Problem description —
Please repeat all the entries. Nothing may differ.
========================
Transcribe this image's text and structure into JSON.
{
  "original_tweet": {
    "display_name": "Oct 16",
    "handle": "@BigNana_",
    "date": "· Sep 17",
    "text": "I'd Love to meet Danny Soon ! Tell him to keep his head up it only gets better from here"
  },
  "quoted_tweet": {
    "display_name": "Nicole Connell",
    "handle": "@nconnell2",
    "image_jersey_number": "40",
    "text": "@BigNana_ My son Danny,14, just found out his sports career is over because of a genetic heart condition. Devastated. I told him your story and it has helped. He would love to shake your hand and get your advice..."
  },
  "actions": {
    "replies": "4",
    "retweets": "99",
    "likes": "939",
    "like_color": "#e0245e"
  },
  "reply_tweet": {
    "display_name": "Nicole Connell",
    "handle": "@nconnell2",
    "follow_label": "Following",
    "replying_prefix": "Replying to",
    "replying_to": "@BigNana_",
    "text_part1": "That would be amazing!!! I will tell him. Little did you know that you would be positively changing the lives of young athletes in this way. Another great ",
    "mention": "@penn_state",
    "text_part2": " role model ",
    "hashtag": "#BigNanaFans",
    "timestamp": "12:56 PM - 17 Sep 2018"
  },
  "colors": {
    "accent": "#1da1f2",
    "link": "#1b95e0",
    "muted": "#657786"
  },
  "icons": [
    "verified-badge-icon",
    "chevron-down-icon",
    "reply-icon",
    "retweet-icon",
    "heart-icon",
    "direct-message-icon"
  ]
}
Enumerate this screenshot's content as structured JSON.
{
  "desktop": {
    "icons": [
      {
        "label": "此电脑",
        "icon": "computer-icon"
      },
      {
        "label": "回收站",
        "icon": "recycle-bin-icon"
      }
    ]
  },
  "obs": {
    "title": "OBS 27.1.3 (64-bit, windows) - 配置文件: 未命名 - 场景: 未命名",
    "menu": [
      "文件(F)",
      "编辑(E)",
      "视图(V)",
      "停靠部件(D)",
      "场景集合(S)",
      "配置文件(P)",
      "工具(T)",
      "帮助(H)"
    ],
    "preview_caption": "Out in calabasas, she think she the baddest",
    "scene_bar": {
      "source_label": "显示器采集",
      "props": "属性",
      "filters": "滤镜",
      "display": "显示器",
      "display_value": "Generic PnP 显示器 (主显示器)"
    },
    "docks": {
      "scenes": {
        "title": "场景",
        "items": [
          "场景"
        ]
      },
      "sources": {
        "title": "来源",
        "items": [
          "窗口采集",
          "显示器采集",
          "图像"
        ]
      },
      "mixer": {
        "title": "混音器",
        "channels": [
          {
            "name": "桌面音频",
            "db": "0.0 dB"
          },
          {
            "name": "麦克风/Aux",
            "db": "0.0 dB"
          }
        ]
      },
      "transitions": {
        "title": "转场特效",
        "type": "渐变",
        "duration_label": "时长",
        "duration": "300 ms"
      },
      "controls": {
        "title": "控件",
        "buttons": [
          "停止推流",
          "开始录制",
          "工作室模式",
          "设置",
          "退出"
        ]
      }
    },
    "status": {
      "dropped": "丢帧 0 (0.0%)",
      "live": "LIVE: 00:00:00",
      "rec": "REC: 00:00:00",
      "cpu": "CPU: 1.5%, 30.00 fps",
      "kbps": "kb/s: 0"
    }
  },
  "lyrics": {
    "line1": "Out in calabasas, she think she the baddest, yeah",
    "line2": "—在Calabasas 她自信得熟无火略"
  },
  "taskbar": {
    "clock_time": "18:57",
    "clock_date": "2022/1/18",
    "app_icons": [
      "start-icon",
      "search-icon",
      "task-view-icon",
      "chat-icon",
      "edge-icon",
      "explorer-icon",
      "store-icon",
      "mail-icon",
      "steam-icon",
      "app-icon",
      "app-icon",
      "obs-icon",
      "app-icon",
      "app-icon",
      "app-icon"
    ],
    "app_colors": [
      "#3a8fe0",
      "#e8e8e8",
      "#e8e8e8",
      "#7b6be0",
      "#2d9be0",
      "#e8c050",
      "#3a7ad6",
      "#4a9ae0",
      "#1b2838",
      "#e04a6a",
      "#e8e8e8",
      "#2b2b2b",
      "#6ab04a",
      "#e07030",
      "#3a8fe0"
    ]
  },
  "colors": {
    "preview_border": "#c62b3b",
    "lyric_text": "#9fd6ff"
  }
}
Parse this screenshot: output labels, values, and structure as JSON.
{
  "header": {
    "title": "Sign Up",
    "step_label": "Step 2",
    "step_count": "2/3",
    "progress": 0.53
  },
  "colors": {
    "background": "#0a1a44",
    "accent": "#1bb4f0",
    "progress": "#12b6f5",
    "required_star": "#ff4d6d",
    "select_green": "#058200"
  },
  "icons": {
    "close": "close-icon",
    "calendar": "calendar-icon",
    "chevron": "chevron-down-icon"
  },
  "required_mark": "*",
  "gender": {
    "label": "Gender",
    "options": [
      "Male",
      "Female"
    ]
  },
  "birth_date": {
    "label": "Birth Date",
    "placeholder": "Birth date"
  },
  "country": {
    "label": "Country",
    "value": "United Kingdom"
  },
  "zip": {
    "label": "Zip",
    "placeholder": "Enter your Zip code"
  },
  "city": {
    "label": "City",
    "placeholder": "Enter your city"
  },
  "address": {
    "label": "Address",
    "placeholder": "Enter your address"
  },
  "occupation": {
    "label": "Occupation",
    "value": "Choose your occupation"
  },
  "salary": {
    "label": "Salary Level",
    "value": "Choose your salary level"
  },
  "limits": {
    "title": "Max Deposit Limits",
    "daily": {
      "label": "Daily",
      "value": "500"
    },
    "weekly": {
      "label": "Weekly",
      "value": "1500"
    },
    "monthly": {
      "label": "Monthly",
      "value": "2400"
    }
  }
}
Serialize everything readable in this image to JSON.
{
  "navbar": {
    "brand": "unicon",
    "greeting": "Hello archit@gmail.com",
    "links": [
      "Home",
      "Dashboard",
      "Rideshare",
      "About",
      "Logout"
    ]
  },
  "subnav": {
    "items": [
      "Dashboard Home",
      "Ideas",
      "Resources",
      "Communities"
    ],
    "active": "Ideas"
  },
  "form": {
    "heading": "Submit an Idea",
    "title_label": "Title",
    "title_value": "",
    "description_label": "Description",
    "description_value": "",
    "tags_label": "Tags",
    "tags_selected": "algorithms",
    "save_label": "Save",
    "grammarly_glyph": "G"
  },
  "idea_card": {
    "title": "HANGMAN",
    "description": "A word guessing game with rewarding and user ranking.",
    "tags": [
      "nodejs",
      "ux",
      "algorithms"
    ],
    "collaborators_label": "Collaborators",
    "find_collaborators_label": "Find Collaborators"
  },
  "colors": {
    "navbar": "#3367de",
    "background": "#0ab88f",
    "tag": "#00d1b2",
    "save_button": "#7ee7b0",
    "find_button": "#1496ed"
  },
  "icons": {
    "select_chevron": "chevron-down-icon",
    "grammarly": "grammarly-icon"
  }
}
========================
Answer box —
Transcribe this image's text and structure into JSON.
{
  "original_tweet": {
    "display_name": "Oct 16",
    "handle": "@BigNana_",
    "date": "· Sep 17",
    "text": "I'd Love to meet Danny Soon ! Tell him to keep his head up it only gets better from here"
  },
  "quoted_tweet": {
    "display_name": "Nicole Connell",
    "handle": "@nconnell2",
    "image_jersey_number": "40",
    "text": "@BigNana_ My son Danny,14, just found out his sports career is over because of a genetic heart condition. Devastated. I told him your story and it has helped. He would love to shake your hand and get your advice..."
  },
  "actions": {
    "replies": "4",
    "retweets": "99",
    "likes": "939",
    "like_color": "#e0245e"
  },
  "reply_tweet": {
    "display_name": "Nicole Connell",
    "handle": "@nconnell2",
    "follow_label": "Following",
    "replying_prefix": "Replying to",
    "replying_to": "@BigNana_",
    "text_part1": "That would be amazing!!! I will tell him. Little did you know that you would be positively changing the lives of young athletes in this way. Another great ",
    "mention": "@penn_state",
    "text_part2": " role model ",
    "hashtag": "#BigNanaFans",
    "timestamp": "12:56 PM - 17 Sep 2018"
  },
  "colors": {
    "accent": "#1da1f2",
    "link": "#1b95e0",
    "muted": "#657786"
  },
  "icons": [
    "verified-badge-icon",
    "chevron-down-icon",
    "reply-icon",
    "retweet-icon",
    "heart-icon",
    "direct-message-icon"
  ]
}
Enumerate this screenshot's content as structured JSON.
{
  "desktop": {
    "icons": [
      {
        "label": "此电脑",
        "icon": "computer-icon"
      },
      {
        "label": "回收站",
        "icon": "recycle-bin-icon"
      }
    ]
  },
  "obs": {
    "title": "OBS 27.1.3 (64-bit, windows) - 配置文件: 未命名 - 场景: 未命名",
    "menu": [
      "文件(F)",
      "编辑(E)",
      "视图(V)",
      "停靠部件(D)",
      "场景集合(S)",
      "配置文件(P)",
      "工具(T)",
      "帮助(H)"
    ],
    "preview_caption": "Out in calabasas, she think she the baddest",
    "scene_bar": {
      "source_label": "显示器采集",
      "props": "属性",
      "filters": "滤镜",
      "display": "显示器",
      "display_value": "Generic PnP 显示器 (主显示器)"
    },
    "docks": {
      "scenes": {
        "title": "场景",
        "items": [
          "场景"
        ]
      },
      "sources": {
        "title": "来源",
        "items": [
          "窗口采集",
          "显示器采集",
          "图像"
        ]
      },
      "mixer": {
        "title": "混音器",
        "channels": [
          {
            "name": "桌面音频",
            "db": "0.0 dB"
          },
          {
            "name": "麦克风/Aux",
            "db": "0.0 dB"
          }
        ]
      },
      "transitions": {
        "title": "转场特效",
        "type": "渐变",
        "duration_label": "时长",
        "duration": "300 ms"
      },
      "controls": {
        "title": "控件",
        "buttons": [
          "停止推流",
          "开始录制",
          "工作室模式",
          "设置",
          "退出"
        ]
      }
    },
    "status": {
      "dropped": "丢帧 0 (0.0%)",
      "live": "LIVE: 00:00:00",
      "rec": "REC: 00:00:00",
      "cpu": "CPU: 1.5%, 30.00 fps",
      "kbps": "kb/s: 0"
    }
  },
  "lyrics": {
    "line1": "Out in calabasas, she think she the baddest, yeah",
    "line2": "—在Calabasas 她自信得熟无火略"
  },
  "taskbar": {
    "clock_time": "18:57",
    "clock_date": "2022/1/18",
    "app_icons": [
      "start-icon",
      "search-icon",
      "task-view-icon",
      "chat-icon",
      "edge-icon",
      "explorer-icon",
      "store-icon",
      "mail-icon",
      "steam-icon",
      "app-icon",
      "app-icon",
      "obs-icon",
      "app-icon",
      "app-icon",
      "app-icon"
    ],
    "app_colors": [
      "#3a8fe0",
      "#e8e8e8",
      "#e8e8e8",
      "#7b6be0",
      "#2d9be0",
      "#e8c050",
      "#3a7ad6",
      "#4a9ae0",
      "#1b2838",
      "#e04a6a",
      "#e8e8e8",
      "#2b2b2b",
      "#6ab04a",
      "#e07030",
      "#3a8fe0"
    ]
  },
  "colors": {
    "preview_border": "#c62b3b",
    "lyric_text": "#9fd6ff"
  }
}
Parse this screenshot: output labels, values, and structure as JSON.
{
  "header": {
    "title": "Sign Up",
    "step_label": "Step 2",
    "step_count": "2/3",
    "progress": 0.53
  },
  "colors": {
    "background": "#0a1a44",
    "accent": "#1bb4f0",
    "progress": "#12b6f5",
    "required_star": "#ff4d6d",
    "select_green": "#058200"
  },
  "icons": {
    "close": "close-icon",
    "calendar": "calendar-icon",
    "chevron": "chevron-down-icon"
  },
  "required_mark": "*",
  "gender": {
    "label": "Gender",
    "options": [
      "Male",
      "Female"
    ]
  },
  "birth_date": {
    "label": "Birth Date",
    "placeholder": "Birth date"
  },
  "country": {
    "label": "Country",
    "value": "United Kingdom"
  },
  "zip": {
    "label": "Zip",
    "placeholder": "Enter your Zip code"
  },
  "city": {
    "label": "City",
    "placeholder": "Enter your city"
  },
  "address": {
    "label": "Address",
    "placeholder": "Enter your address"
  },
  "occupation": {
    "label": "Occupation",
    "value": "Choose your occupation"
  },
  "salary": {
    "label": "Salary Level",
    "value": "Choose your salary level"
  },
  "limits": {
    "title": "Max Deposit Limits",
    "daily": {
      "label": "Daily",
      "value": "500"
    },
    "weekly": {
      "label": "Weekly",
      "value": "1500"
    },
    "monthly": {
      "label": "Monthly",
      "value": "2400"
    }
  }
}
Serialize everything readable in this image to JSON.
{
  "navbar": {
    "brand": "unicon",
    "greeting": "Hello archit@gmail.com",
    "links": [
      "Home",
      "Dashboard",
      "Rideshare",
      "About",
      "Logout"
    ]
  },
  "subnav": {
    "items": [
      "Dashboard Home",
      "Ideas",
      "Resources",
      "Communities"
    ],
    "active": "Ideas"
  },
  "form": {
    "heading": "Submit an Idea",
    "title_label": "Title",
    "title_value": "",
    "description_label": "Description",
    "description_value": "",
    "tags_label": "Tags",
    "tags_selected": "algorithms",
    "save_label": "Save",
    "grammarly_glyph": "G"
  },
  "idea_card": {
    "title": "HANGMAN",
    "description": "A word guessing game with rewarding and user ranking.",
    "tags": [
      "nodejs",
      "ux",
      "algorithms"
    ],
    "collaborators_label": "Collaborators",
    "find_collaborators_label": "Find Collaborators"
  },
  "colors": {
    "navbar": "#3367de",
    "background": "#0ab88f",
    "tag": "#00d1b2",
    "save_button": "#7ee7b0",
    "find_button": "#1496ed"
  },
  "icons": {
    "select_chevron": "chevron-down-icon",
    "grammarly": "grammarly-icon"
  }
}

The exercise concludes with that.